» WHAT IS REQUIRED:
Nothing but the lines from the one containing "Convert this screenshot" through the end of the data should be output, each reproduced exactly.

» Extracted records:
- - -
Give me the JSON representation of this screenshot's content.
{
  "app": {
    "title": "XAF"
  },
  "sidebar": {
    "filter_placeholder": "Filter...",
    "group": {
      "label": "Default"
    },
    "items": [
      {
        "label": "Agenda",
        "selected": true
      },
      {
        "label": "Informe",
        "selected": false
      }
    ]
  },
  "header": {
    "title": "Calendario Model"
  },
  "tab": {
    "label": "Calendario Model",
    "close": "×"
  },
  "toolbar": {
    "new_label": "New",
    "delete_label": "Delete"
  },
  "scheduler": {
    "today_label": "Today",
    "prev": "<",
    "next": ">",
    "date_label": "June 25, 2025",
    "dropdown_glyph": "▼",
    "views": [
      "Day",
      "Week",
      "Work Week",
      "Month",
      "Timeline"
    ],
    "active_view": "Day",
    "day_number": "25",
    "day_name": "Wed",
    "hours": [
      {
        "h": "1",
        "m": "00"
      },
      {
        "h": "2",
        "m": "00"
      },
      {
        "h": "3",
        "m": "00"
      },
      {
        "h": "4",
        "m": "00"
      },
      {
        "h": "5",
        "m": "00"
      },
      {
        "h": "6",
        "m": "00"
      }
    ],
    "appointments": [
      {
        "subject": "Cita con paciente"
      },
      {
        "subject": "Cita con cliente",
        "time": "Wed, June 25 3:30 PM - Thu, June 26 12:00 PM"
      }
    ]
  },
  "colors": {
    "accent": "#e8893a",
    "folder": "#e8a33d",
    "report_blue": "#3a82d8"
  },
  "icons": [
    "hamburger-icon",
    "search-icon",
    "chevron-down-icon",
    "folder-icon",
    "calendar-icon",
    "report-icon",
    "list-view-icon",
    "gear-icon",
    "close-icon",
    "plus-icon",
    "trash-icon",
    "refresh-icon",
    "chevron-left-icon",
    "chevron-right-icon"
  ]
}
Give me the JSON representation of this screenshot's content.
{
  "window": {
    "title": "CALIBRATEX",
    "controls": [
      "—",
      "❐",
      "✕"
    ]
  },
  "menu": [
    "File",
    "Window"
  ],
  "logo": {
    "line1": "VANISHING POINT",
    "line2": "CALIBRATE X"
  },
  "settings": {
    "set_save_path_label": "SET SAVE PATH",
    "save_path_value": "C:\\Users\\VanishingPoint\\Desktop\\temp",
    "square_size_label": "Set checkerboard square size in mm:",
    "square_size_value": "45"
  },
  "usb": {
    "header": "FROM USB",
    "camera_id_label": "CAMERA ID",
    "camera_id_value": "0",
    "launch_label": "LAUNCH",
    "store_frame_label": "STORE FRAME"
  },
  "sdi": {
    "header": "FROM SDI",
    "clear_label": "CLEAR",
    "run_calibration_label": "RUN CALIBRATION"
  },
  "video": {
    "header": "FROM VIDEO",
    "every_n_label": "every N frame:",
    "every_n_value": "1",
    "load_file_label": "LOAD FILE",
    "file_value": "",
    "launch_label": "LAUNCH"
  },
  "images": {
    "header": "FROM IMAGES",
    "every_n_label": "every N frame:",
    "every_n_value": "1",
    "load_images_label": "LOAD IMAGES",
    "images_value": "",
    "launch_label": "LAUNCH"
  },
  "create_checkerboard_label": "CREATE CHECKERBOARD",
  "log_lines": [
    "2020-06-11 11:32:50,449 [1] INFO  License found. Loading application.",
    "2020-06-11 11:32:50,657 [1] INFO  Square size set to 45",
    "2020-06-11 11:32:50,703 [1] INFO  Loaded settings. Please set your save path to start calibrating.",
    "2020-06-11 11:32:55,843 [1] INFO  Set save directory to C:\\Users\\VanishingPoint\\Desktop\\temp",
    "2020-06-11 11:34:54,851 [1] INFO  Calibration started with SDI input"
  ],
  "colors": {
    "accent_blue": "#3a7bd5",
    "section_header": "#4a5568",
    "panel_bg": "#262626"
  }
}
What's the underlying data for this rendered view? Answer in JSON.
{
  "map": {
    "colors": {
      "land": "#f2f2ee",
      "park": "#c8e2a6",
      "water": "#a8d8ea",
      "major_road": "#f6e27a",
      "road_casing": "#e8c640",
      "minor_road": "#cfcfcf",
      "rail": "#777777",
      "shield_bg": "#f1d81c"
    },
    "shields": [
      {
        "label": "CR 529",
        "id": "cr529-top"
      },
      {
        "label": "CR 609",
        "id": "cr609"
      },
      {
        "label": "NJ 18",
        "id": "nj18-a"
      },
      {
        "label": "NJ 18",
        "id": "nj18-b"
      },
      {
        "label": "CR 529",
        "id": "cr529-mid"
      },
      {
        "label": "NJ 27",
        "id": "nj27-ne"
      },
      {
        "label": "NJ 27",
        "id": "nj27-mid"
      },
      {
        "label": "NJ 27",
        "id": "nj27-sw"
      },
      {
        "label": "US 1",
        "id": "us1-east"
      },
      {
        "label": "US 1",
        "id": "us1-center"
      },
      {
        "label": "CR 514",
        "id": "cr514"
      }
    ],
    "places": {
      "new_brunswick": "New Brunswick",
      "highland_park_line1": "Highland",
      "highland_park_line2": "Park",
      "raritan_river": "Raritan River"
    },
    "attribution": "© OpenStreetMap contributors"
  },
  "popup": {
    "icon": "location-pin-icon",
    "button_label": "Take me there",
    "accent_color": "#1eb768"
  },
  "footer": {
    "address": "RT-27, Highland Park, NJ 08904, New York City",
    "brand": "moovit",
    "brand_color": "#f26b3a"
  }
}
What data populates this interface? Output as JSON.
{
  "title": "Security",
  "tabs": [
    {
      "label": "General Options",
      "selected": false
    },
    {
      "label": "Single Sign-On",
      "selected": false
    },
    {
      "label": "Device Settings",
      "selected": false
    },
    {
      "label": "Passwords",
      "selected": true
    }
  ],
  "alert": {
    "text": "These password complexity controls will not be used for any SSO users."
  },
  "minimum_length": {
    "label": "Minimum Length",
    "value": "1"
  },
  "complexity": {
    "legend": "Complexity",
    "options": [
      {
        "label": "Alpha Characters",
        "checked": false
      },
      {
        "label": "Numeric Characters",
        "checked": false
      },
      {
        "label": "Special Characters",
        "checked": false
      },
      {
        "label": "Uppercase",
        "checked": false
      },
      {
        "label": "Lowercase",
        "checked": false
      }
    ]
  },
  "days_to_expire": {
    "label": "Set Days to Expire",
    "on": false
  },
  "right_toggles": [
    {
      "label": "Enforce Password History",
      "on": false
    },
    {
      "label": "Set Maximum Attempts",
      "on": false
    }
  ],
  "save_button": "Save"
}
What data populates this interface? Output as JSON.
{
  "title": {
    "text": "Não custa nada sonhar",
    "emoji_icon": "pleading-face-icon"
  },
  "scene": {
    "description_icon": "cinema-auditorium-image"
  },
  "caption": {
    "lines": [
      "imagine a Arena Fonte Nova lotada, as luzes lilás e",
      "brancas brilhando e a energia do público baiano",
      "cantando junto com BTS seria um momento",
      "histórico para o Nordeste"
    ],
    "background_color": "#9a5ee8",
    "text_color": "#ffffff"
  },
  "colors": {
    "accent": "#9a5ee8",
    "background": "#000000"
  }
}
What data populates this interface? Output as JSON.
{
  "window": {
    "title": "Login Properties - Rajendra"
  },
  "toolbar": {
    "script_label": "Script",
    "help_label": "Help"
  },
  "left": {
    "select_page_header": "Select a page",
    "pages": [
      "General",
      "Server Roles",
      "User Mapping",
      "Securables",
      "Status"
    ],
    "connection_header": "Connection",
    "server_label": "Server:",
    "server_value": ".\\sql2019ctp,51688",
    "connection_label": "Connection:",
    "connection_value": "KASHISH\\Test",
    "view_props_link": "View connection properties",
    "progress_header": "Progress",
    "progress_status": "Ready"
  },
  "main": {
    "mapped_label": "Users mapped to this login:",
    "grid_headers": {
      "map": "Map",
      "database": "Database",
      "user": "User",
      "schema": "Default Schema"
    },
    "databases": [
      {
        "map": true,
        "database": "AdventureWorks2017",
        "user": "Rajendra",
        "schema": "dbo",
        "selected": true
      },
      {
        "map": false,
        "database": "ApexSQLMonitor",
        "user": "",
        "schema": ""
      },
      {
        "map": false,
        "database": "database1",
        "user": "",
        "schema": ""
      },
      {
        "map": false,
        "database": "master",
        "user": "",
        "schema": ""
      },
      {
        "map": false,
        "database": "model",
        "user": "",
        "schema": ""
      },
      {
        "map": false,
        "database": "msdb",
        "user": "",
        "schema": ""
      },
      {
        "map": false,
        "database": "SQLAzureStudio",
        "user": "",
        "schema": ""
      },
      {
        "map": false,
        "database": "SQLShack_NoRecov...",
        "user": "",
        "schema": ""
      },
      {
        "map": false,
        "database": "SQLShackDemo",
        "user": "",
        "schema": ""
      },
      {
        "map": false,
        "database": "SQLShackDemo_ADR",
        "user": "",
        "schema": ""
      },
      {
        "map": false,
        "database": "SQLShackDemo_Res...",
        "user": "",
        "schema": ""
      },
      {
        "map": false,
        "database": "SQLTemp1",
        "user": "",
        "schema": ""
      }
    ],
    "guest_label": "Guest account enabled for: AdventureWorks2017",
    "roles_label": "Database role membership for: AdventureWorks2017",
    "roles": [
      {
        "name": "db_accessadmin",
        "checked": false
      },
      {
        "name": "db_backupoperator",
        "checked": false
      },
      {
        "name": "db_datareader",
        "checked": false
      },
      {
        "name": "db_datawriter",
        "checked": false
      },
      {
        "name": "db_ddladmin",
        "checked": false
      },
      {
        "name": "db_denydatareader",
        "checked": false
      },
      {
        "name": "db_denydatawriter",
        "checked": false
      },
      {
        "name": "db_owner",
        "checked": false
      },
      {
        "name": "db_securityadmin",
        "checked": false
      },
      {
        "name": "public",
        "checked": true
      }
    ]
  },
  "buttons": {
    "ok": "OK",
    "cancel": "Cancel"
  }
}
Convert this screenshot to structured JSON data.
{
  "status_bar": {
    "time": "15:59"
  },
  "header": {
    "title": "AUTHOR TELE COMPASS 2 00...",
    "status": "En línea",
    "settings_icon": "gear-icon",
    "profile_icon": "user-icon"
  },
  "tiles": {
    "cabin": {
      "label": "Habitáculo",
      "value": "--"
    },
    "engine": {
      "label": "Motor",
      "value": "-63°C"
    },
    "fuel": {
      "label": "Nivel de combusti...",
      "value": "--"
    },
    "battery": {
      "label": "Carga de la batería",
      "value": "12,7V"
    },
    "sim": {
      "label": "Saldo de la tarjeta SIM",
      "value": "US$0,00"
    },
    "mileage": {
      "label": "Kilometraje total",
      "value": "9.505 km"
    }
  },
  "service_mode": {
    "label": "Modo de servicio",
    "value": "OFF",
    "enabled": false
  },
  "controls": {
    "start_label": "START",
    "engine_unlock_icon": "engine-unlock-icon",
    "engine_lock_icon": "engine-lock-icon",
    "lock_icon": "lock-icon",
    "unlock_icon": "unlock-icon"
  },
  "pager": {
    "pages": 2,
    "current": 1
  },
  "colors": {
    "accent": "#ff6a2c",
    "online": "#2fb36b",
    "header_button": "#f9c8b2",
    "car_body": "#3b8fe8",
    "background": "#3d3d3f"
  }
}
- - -
» REPLY TO THE EXERCISE:
Convert this screenshot to structured JSON data.
{
  "status_bar": {
    "time": "15:59"
  },
  "header": {
    "title": "AUTHOR TELE COMPASS 2 00...",
    "status": "En línea",
    "settings_icon": "gear-icon",
    "profile_icon": "user-icon"
  },
  "tiles": {
    "cabin": {
      "label": "Habitáculo",
      "value": "--"
    },
    "engine": {
      "label": "Motor",
      "value": "-63°C"
    },
    "fuel": {
      "label": "Nivel de combusti...",
      "value": "--"
    },
    "battery": {
      "label": "Carga de la batería",
      "value": "12,7V"
    },
    "sim": {
      "label": "Saldo de la tarjeta SIM",
      "value": "US$0,00"
    },
    "mileage": {
      "label": "Kilometraje total",
      "value": "9.505 km"
    }
  },
  "service_mode": {
    "label": "Modo de servicio",
    "value": "OFF",
    "enabled": false
  },
  "controls": {
    "start_label": "START",
    "engine_unlock_icon": "engine-unlock-icon",
    "engine_lock_icon": "engine-lock-icon",
    "lock_icon": "lock-icon",
    "unlock_icon": "unlock-icon"
  },
  "pager": {
    "pages": 2,
    "current": 1
  },
  "colors": {
    "accent": "#ff6a2c",
    "online": "#2fb36b",
    "header_button": "#f9c8b2",
    "car_body": "#3b8fe8",
    "background": "#3d3d3f"
  }
}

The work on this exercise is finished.